[Items listed in a dataset]
★ ★ ★ ★
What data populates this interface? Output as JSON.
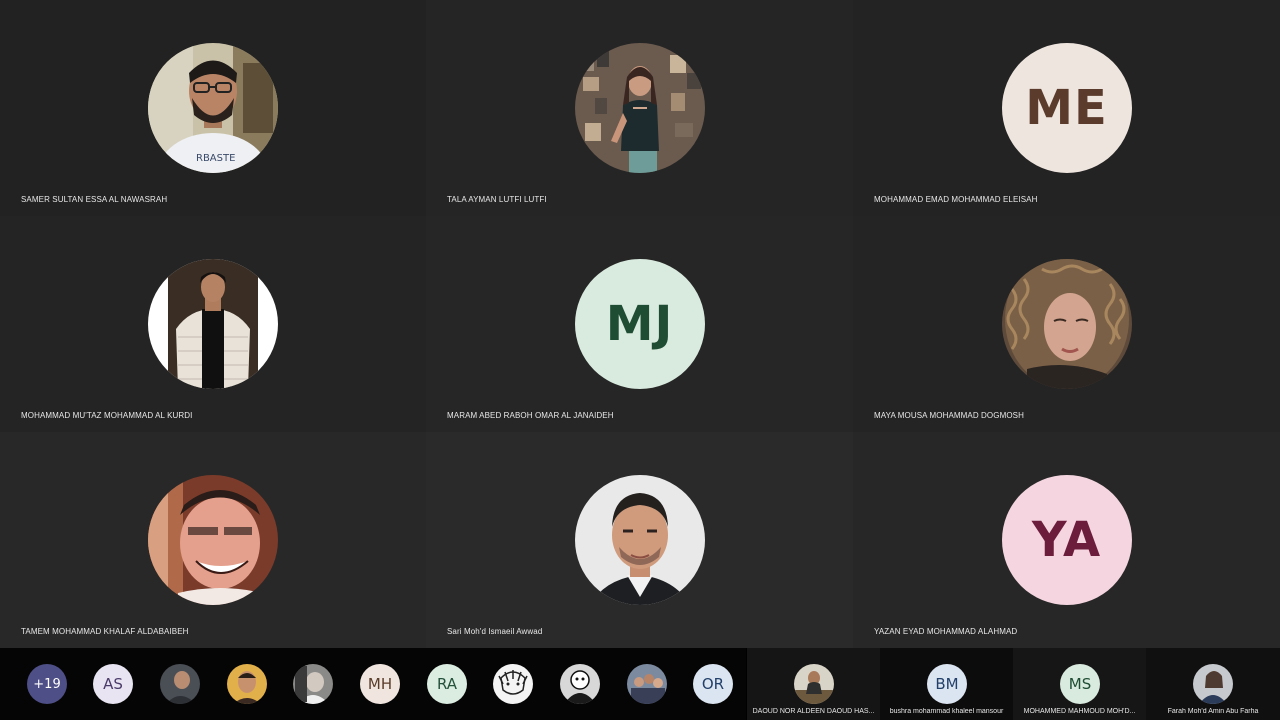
{
  "participants": [
    {
      "name": "SAMER SULTAN ESSA AL NAWASRAH",
      "photo": "man-with-glasses-photo"
    },
    {
      "name": "TALA AYMAN LUTFI LUTFI",
      "photo": "woman-standing-photo"
    },
    {
      "name": "MOHAMMAD EMAD MOHAMMAD ELEISAH",
      "initials": "ME",
      "bg": "#efe5df",
      "fg": "#5b3b2c"
    },
    {
      "name": "MOHAMMAD MU'TAZ MOHAMMAD AL KURDI",
      "photo": "man-white-jacket-photo"
    },
    {
      "name": "MARAM ABED RABOH OMAR AL JANAIDEH",
      "initials": "MJ",
      "bg": "#d9eade",
      "fg": "#1f4d33"
    },
    {
      "name": "MAYA MOUSA MOHAMMAD DOGMOSH",
      "photo": "woman-curly-hair-photo"
    },
    {
      "name": "TAMEM MOHAMMAD KHALAF ALDABAIBEH",
      "photo": "distorted-face-photo"
    },
    {
      "name": "Sari Moh'd Ismaeil Awwad",
      "photo": "man-portrait-photo"
    },
    {
      "name": "YAZAN EYAD MOHAMMAD ALAHMAD",
      "initials": "YA",
      "bg": "#f4d5e0",
      "fg": "#6c1d3b"
    }
  ],
  "strip": {
    "overflow_count": "+19",
    "items": [
      {
        "initials": "AS",
        "bg": "#e9e4f1",
        "fg": "#4b3b6b"
      },
      {
        "photo": "person-photo-1"
      },
      {
        "photo": "person-photo-2"
      },
      {
        "photo": "person-photo-3"
      },
      {
        "initials": "MH",
        "bg": "#f1e6df",
        "fg": "#5a3c2a"
      },
      {
        "initials": "RA",
        "bg": "#dbece1",
        "fg": "#24523a"
      },
      {
        "photo": "anime-sketch-photo"
      },
      {
        "photo": "cartoon-photo"
      },
      {
        "photo": "group-photo"
      },
      {
        "initials": "OR",
        "bg": "#dbe5f1",
        "fg": "#23406a"
      }
    ]
  },
  "featured": [
    {
      "name": "DAOUD NOR ALDEEN DAOUD HAS...",
      "photo": "man-sitting-photo"
    },
    {
      "name": "bushra mohammad khaleel mansour",
      "initials": "BM",
      "bg": "#dbe4f1",
      "fg": "#23406a"
    },
    {
      "name": "MOHAMMED MAHMOUD MOH'D...",
      "initials": "MS",
      "bg": "#d9eade",
      "fg": "#1f4d33"
    },
    {
      "name": "Farah Moh'd Amin Abu Farha",
      "photo": "woman-photo"
    }
  ],
  "colors": {
    "background": "#1f1f1f",
    "bottom_bar": "#000000",
    "overflow_badge": "#4f4f87"
  }
}
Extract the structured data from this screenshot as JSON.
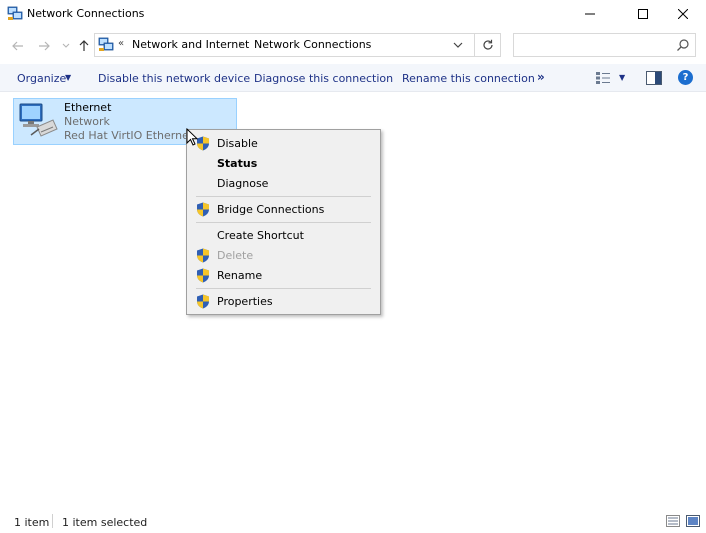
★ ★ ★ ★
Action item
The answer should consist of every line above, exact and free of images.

Solution to the exercise
What data populates this interface? Output as JSON.
{
  "participants": [
    {
      "name": "SAMER SULTAN ESSA AL NAWASRAH",
      "photo": "man-with-glasses-photo"
    },
    {
      "name": "TALA AYMAN LUTFI LUTFI",
      "photo": "woman-standing-photo"
    },
    {
      "name": "MOHAMMAD EMAD MOHAMMAD ELEISAH",
      "initials": "ME",
      "bg": "#efe5df",
      "fg": "#5b3b2c"
    },
    {
      "name": "MOHAMMAD MU'TAZ MOHAMMAD AL KURDI",
      "photo": "man-white-jacket-photo"
    },
    {
      "name": "MARAM ABED RABOH OMAR AL JANAIDEH",
      "initials": "MJ",
      "bg": "#d9eade",
      "fg": "#1f4d33"
    },
    {
      "name": "MAYA MOUSA MOHAMMAD DOGMOSH",
      "photo": "woman-curly-hair-photo"
    },
    {
      "name": "TAMEM MOHAMMAD KHALAF ALDABAIBEH",
      "photo": "distorted-face-photo"
    },
    {
      "name": "Sari Moh'd Ismaeil Awwad",
      "photo": "man-portrait-photo"
    },
    {
      "name": "YAZAN EYAD MOHAMMAD ALAHMAD",
      "initials": "YA",
      "bg": "#f4d5e0",
      "fg": "#6c1d3b"
    }
  ],
  "strip": {
    "overflow_count": "+19",
    "items": [
      {
        "initials": "AS",
        "bg": "#e9e4f1",
        "fg": "#4b3b6b"
      },
      {
        "photo": "person-photo-1"
      },
      {
        "photo": "person-photo-2"
      },
      {
        "photo": "person-photo-3"
      },
      {
        "initials": "MH",
        "bg": "#f1e6df",
        "fg": "#5a3c2a"
      },
      {
        "initials": "RA",
        "bg": "#dbece1",
        "fg": "#24523a"
      },
      {
        "photo": "anime-sketch-photo"
      },
      {
        "photo": "cartoon-photo"
      },
      {
        "photo": "group-photo"
      },
      {
        "initials": "OR",
        "bg": "#dbe5f1",
        "fg": "#23406a"
      }
    ]
  },
  "featured": [
    {
      "name": "DAOUD NOR ALDEEN DAOUD HAS...",
      "photo": "man-sitting-photo"
    },
    {
      "name": "bushra mohammad khaleel mansour",
      "initials": "BM",
      "bg": "#dbe4f1",
      "fg": "#23406a"
    },
    {
      "name": "MOHAMMED MAHMOUD MOH'D...",
      "initials": "MS",
      "bg": "#d9eade",
      "fg": "#1f4d33"
    },
    {
      "name": "Farah Moh'd Amin Abu Farha",
      "photo": "woman-photo"
    }
  ],
  "colors": {
    "background": "#1f1f1f",
    "bottom_bar": "#000000",
    "overflow_badge": "#4f4f87"
  }
}
Extract the structured data from this screenshot as JSON.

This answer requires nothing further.